GOTOs inconvenient

From “The Discovery of Continuations

The talk actually had one direct and important consequence for computing. Under the inspiration of the notion of the unnecessity of goto’s, Dijkstra spent that evening constructing realistic examples of programs without goto’s, … So while van Wijngaarden said that goto’s were unnecessary … , Dijkstra stretched the point to say that goto’s were inconvenient. The latter lesson stuck. — McIlroy

The continuation passing transformation grew out an attempt to formalize GOTO, and ended up both obsoleting it as well as producing new, better structured control primitives (for example, break).  It’s strange to me that I could have gone as far as I have, as a programmer, without having a good understanding of this concept. We use it implicitly all the time — the call stack of course — but rarely consider all of the ramifications (threading) and certainly not all of the utility (coroutines, exception handling, etc).

Trouble with OOP

Subtyping, Subclassing, and Trouble with OOP.

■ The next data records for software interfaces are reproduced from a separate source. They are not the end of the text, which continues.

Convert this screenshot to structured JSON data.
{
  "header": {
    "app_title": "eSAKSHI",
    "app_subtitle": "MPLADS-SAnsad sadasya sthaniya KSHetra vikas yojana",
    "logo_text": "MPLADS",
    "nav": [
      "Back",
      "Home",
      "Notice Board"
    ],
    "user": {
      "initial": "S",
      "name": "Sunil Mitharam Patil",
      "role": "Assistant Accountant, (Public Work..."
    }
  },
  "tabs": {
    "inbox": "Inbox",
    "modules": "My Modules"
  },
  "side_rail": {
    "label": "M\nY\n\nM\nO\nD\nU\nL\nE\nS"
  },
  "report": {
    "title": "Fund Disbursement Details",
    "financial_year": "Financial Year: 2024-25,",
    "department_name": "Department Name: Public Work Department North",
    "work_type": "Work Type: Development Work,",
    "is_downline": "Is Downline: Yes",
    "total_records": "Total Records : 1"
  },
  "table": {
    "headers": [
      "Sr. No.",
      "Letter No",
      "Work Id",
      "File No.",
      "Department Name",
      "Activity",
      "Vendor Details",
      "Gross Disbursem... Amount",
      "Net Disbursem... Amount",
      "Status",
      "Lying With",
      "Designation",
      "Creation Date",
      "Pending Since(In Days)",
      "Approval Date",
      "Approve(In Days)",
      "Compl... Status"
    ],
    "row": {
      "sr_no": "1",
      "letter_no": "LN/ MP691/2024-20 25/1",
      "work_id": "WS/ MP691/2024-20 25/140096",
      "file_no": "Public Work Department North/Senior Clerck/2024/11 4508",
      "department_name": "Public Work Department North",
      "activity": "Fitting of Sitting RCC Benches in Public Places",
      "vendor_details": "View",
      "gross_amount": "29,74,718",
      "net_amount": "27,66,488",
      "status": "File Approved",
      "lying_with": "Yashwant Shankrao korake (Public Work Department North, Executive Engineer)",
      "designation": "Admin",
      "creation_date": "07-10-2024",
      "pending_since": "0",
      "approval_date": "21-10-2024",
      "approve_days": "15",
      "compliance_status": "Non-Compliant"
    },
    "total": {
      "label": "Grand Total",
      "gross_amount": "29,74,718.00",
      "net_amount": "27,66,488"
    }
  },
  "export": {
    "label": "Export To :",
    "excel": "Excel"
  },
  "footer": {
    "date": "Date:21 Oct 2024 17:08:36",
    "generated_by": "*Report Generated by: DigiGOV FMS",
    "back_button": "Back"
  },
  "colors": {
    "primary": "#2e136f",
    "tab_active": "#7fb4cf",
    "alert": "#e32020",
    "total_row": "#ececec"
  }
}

What makes this problem more unsettling is that both you and I tried to do everything by the book. We wrote a safe, typechecked code. We eschewed casts. g++ (2.95.2) compiler with flags -W and -Wall issued not a single warning. […] And yet, despite all my efforts to separate interface and implementation, I failed. Should a programming language or the methodology take at least a part of the blame?

A lot of people miss the point with Object Oriented Programming (OOP) – this author gets it.

Continue reading “Trouble with OOP”

Best and Free Programming Ebooks

(updated / switched link to source article on stack overflow)

So, I wrote my list of some unique programming texts. But on the more practical side, there’s this:

Best and Free Programming Ebooks.

Free full texts, covering: Bash, C, C++, C#, Common Lisp, Haskell Java, JavaScript, Lua, Objective-C, Perl, PHP, PowerShell, Prolog, Python, Ruby, SQL, x86 assembly, algorithms, version control, and a couple other topics.  I’ll still be putting together my own preferred lists, but half of what I’ve got is already on this list.